═════ MATERIAL FOR THIS TASK ═════

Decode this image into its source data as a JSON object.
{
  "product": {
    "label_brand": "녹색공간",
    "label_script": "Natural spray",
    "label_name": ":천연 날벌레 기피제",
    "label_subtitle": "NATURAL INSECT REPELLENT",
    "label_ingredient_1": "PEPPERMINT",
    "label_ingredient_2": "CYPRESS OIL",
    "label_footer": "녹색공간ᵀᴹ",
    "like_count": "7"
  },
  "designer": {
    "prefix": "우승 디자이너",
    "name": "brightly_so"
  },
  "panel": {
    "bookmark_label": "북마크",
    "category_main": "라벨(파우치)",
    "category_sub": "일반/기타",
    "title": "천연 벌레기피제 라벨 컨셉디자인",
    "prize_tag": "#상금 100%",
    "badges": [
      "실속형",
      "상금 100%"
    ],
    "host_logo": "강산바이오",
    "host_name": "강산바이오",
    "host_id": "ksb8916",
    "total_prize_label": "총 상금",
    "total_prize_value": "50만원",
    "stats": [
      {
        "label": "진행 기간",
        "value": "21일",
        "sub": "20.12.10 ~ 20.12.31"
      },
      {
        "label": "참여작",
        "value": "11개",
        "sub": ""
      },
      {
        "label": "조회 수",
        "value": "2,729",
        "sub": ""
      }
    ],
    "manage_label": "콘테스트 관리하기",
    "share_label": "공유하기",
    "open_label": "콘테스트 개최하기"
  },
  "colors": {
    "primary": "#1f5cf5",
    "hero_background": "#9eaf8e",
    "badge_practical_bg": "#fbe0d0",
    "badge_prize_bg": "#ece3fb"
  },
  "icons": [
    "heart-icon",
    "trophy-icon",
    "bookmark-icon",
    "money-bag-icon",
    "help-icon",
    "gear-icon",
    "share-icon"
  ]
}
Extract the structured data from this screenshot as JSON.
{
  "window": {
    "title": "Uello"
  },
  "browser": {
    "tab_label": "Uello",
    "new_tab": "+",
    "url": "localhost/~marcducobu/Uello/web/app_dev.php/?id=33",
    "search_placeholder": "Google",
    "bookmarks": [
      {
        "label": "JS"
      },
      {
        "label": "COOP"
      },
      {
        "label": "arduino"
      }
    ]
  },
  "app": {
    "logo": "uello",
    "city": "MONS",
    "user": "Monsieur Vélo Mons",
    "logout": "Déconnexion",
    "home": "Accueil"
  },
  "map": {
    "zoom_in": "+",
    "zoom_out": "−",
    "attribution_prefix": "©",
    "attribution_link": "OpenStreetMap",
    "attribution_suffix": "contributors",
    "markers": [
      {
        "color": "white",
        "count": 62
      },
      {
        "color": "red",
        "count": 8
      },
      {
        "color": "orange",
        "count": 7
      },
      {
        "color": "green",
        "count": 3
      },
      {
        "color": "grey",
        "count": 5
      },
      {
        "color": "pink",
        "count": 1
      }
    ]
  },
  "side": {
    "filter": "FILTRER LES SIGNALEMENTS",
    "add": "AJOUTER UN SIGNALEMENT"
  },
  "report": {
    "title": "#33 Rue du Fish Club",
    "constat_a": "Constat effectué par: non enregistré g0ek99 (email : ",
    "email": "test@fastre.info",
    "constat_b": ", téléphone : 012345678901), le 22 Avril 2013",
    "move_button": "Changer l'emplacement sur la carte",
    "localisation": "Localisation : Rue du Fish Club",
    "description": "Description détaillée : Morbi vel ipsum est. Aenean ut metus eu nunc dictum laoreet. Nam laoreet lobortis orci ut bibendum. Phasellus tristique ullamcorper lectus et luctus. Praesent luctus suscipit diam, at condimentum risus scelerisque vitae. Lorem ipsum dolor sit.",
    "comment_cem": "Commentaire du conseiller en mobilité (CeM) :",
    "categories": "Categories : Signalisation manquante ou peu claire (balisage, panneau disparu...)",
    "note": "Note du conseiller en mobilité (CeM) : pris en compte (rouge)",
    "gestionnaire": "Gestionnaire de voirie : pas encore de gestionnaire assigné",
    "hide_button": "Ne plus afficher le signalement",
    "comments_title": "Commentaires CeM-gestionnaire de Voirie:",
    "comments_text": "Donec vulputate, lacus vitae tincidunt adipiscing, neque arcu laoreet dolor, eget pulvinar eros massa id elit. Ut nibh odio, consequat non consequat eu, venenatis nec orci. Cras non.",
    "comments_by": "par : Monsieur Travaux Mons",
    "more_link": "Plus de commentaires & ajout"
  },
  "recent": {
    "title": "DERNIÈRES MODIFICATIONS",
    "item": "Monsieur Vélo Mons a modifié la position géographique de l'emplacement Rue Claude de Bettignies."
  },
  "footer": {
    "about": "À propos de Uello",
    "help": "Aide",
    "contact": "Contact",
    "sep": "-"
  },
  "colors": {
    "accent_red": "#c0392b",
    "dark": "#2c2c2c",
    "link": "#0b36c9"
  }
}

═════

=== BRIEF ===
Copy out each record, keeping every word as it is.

=== EXERCISE ANSWER ===
Decode this image into its source data as a JSON object.
{
  "product": {
    "label_brand": "녹색공간",
    "label_script": "Natural spray",
    "label_name": ":천연 날벌레 기피제",
    "label_subtitle": "NATURAL INSECT REPELLENT",
    "label_ingredient_1": "PEPPERMINT",
    "label_ingredient_2": "CYPRESS OIL",
    "label_footer": "녹색공간ᵀᴹ",
    "like_count": "7"
  },
  "designer": {
    "prefix": "우승 디자이너",
    "name": "brightly_so"
  },
  "panel": {
    "bookmark_label": "북마크",
    "category_main": "라벨(파우치)",
    "category_sub": "일반/기타",
    "title": "천연 벌레기피제 라벨 컨셉디자인",
    "prize_tag": "#상금 100%",
    "badges": [
      "실속형",
      "상금 100%"
    ],
    "host_logo": "강산바이오",
    "host_name": "강산바이오",
    "host_id": "ksb8916",
    "total_prize_label": "총 상금",
    "total_prize_value": "50만원",
    "stats": [
      {
        "label": "진행 기간",
        "value": "21일",
        "sub": "20.12.10 ~ 20.12.31"
      },
      {
        "label": "참여작",
        "value": "11개",
        "sub": ""
      },
      {
        "label": "조회 수",
        "value": "2,729",
        "sub": ""
      }
    ],
    "manage_label": "콘테스트 관리하기",
    "share_label": "공유하기",
    "open_label": "콘테스트 개최하기"
  },
  "colors": {
    "primary": "#1f5cf5",
    "hero_background": "#9eaf8e",
    "badge_practical_bg": "#fbe0d0",
    "badge_prize_bg": "#ece3fb"
  },
  "icons": [
    "heart-icon",
    "trophy-icon",
    "bookmark-icon",
    "money-bag-icon",
    "help-icon",
    "gear-icon",
    "share-icon"
  ]
}
Extract the structured data from this screenshot as JSON.
{
  "window": {
    "title": "Uello"
  },
  "browser": {
    "tab_label": "Uello",
    "new_tab": "+",
    "url": "localhost/~marcducobu/Uello/web/app_dev.php/?id=33",
    "search_placeholder": "Google",
    "bookmarks": [
      {
        "label": "JS"
      },
      {
        "label": "COOP"
      },
      {
        "label": "arduino"
      }
    ]
  },
  "app": {
    "logo": "uello",
    "city": "MONS",
    "user": "Monsieur Vélo Mons",
    "logout": "Déconnexion",
    "home": "Accueil"
  },
  "map": {
    "zoom_in": "+",
    "zoom_out": "−",
    "attribution_prefix": "©",
    "attribution_link": "OpenStreetMap",
    "attribution_suffix": "contributors",
    "markers": [
      {
        "color": "white",
        "count": 62
      },
      {
        "color": "red",
        "count": 8
      },
      {
        "color": "orange",
        "count": 7
      },
      {
        "color": "green",
        "count": 3
      },
      {
        "color": "grey",
        "count": 5
      },
      {
        "color": "pink",
        "count": 1
      }
    ]
  },
  "side": {
    "filter": "FILTRER LES SIGNALEMENTS",
    "add": "AJOUTER UN SIGNALEMENT"
  },
  "report": {
    "title": "#33 Rue du Fish Club",
    "constat_a": "Constat effectué par: non enregistré g0ek99 (email : ",
    "email": "test@fastre.info",
    "constat_b": ", téléphone : 012345678901), le 22 Avril 2013",
    "move_button": "Changer l'emplacement sur la carte",
    "localisation": "Localisation : Rue du Fish Club",
    "description": "Description détaillée : Morbi vel ipsum est. Aenean ut metus eu nunc dictum laoreet. Nam laoreet lobortis orci ut bibendum. Phasellus tristique ullamcorper lectus et luctus. Praesent luctus suscipit diam, at condimentum risus scelerisque vitae. Lorem ipsum dolor sit.",
    "comment_cem": "Commentaire du conseiller en mobilité (CeM) :",
    "categories": "Categories : Signalisation manquante ou peu claire (balisage, panneau disparu...)",
    "note": "Note du conseiller en mobilité (CeM) : pris en compte (rouge)",
    "gestionnaire": "Gestionnaire de voirie : pas encore de gestionnaire assigné",
    "hide_button": "Ne plus afficher le signalement",
    "comments_title": "Commentaires CeM-gestionnaire de Voirie:",
    "comments_text": "Donec vulputate, lacus vitae tincidunt adipiscing, neque arcu laoreet dolor, eget pulvinar eros massa id elit. Ut nibh odio, consequat non consequat eu, venenatis nec orci. Cras non.",
    "comments_by": "par : Monsieur Travaux Mons",
    "more_link": "Plus de commentaires & ajout"
  },
  "recent": {
    "title": "DERNIÈRES MODIFICATIONS",
    "item": "Monsieur Vélo Mons a modifié la position géographique de l'emplacement Rue Claude de Bettignies."
  },
  "footer": {
    "about": "À propos de Uello",
    "help": "Aide",
    "contact": "Contact",
    "sep": "-"
  },
  "colors": {
    "accent_red": "#c0392b",
    "dark": "#2c2c2c",
    "link": "#0b36c9"
  }
}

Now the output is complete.